In 1918, Prokudin-Gorsky escaped an increasingly chaotic and violent Russia, with nearly 2,000 of his bulky glass negatives. His subsequent peripatetic existence, before settling in Paris, makes his collection's survival all the more miraculous. The U.S. Library of Congress acquired Prokudin-Gorsky's collection in 1948, and since then his images have become critical in our understanding of pre-revolutionary Russia.
William Craft Brumfield — photographer, scholar, and the leading authority on Russian architecture in the West — began working with Prokudin-Gorsky's photographs in 1985. He curated the first public exhibition of them in the United States and has annotated the entire collection.
In Journeys through the Russian Empire, Brumfield — who has spent decades traversing Russia, photographing buildings and landscapes in their various stages of disintegration or restoration — juxtaposes Prokudin-Gorsky's images against the reality of today. In examining the intersections between his own photography and that of Prokudin-Gorsky, Brumfield assesses the state of preservation of Russia's architectural heritage and calls into question the nostalgic assumptions of those who see Prokudin-Gorsky's images as merely the recovery of a lost, idyllic, pre-Soviet Russia.

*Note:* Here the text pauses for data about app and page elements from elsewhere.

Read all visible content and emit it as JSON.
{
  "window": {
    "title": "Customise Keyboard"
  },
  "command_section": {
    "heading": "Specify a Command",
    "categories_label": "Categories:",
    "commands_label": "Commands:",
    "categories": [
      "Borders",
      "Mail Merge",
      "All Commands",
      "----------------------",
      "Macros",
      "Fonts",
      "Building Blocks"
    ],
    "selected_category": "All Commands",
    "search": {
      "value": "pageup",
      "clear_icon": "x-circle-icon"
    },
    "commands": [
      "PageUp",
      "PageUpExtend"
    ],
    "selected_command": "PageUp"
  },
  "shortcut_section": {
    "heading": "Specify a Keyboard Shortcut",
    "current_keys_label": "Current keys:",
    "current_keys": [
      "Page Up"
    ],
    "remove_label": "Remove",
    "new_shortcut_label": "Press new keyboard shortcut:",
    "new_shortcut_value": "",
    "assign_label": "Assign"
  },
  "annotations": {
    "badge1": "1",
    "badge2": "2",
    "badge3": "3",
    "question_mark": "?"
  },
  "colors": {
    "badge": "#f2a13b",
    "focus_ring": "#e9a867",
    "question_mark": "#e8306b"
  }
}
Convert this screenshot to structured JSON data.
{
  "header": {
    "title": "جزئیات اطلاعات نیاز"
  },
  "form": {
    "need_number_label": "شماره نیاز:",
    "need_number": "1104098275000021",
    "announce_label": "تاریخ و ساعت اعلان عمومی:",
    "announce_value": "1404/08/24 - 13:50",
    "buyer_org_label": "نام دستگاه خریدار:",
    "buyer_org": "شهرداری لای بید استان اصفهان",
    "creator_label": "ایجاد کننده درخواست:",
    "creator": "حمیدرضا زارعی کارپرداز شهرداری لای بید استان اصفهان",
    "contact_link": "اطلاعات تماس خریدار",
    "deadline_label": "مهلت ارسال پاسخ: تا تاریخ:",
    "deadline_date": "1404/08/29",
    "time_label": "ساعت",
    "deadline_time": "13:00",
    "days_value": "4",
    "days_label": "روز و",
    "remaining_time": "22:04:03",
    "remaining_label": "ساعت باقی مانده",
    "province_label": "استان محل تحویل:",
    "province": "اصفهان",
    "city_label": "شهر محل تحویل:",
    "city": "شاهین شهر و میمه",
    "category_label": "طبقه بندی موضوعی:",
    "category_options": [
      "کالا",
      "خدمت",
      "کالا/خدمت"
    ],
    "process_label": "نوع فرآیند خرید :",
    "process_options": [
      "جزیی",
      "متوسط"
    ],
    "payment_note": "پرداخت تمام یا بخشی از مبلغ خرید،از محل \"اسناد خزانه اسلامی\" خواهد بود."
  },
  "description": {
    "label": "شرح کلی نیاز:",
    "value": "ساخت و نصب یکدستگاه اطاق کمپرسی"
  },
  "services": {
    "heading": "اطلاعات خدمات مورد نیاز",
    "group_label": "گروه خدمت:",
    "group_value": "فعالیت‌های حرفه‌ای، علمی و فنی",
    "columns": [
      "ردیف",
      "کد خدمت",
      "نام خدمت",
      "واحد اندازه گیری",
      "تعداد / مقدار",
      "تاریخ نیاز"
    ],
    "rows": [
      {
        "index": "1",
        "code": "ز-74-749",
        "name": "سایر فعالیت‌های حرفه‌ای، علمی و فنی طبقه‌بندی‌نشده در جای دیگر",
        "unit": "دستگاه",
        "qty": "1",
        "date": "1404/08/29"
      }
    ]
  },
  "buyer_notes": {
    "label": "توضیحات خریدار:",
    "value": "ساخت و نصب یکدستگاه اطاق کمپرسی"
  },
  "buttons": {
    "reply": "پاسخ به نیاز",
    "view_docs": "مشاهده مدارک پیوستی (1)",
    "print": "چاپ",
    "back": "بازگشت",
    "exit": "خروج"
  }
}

This lavishly illustrated volume — which features some 400 stunning full-color images of ancient churches and mosques, railways and monasteries, towns and remote natural landscapes — is a testament to two brilliant photographers, whose work prompts and illuminates, monument by monument, questions of conservation, restoration, and cultural identity and memory.